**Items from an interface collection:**
Segment Open
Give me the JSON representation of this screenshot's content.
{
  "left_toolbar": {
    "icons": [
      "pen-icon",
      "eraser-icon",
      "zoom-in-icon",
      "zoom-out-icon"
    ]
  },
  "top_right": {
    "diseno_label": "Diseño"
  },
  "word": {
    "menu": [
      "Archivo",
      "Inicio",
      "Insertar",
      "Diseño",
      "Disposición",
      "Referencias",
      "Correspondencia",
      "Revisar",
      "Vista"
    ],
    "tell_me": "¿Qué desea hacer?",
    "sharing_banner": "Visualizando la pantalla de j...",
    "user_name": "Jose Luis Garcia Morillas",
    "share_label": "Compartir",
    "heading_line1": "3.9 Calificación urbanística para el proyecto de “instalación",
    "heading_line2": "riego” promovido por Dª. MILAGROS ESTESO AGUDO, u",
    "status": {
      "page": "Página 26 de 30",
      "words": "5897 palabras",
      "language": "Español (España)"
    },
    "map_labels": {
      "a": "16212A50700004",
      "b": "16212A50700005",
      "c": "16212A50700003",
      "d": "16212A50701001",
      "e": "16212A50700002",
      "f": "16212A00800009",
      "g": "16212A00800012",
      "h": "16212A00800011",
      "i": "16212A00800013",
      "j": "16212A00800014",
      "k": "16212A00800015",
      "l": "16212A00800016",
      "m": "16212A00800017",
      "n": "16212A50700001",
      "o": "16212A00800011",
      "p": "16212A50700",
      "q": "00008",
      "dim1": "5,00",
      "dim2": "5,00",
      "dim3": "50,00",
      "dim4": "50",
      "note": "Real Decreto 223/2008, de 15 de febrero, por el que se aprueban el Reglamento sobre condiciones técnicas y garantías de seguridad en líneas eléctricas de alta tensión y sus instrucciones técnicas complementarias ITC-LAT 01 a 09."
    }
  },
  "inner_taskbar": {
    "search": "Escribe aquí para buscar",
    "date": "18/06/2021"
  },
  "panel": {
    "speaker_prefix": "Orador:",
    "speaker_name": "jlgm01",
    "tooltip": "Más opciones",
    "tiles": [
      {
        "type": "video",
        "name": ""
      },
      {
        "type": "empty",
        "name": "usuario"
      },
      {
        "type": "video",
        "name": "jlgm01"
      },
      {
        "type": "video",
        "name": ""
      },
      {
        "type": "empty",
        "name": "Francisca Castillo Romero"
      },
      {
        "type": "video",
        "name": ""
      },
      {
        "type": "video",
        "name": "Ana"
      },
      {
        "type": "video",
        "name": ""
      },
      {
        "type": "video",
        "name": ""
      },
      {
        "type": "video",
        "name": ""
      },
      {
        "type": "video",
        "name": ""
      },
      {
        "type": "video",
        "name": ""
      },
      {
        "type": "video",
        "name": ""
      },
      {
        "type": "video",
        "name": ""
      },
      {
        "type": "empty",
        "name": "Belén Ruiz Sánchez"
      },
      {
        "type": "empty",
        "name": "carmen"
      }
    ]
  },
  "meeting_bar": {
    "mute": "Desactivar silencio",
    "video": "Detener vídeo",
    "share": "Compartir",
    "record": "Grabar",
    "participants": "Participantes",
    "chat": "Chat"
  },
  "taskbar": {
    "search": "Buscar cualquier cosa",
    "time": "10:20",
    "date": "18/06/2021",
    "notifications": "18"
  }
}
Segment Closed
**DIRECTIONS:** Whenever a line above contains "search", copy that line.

**ANSWER TO THIS TASK:**
    "search": "Escribe aquí para buscar",
    "search": "Buscar cualquier cosa",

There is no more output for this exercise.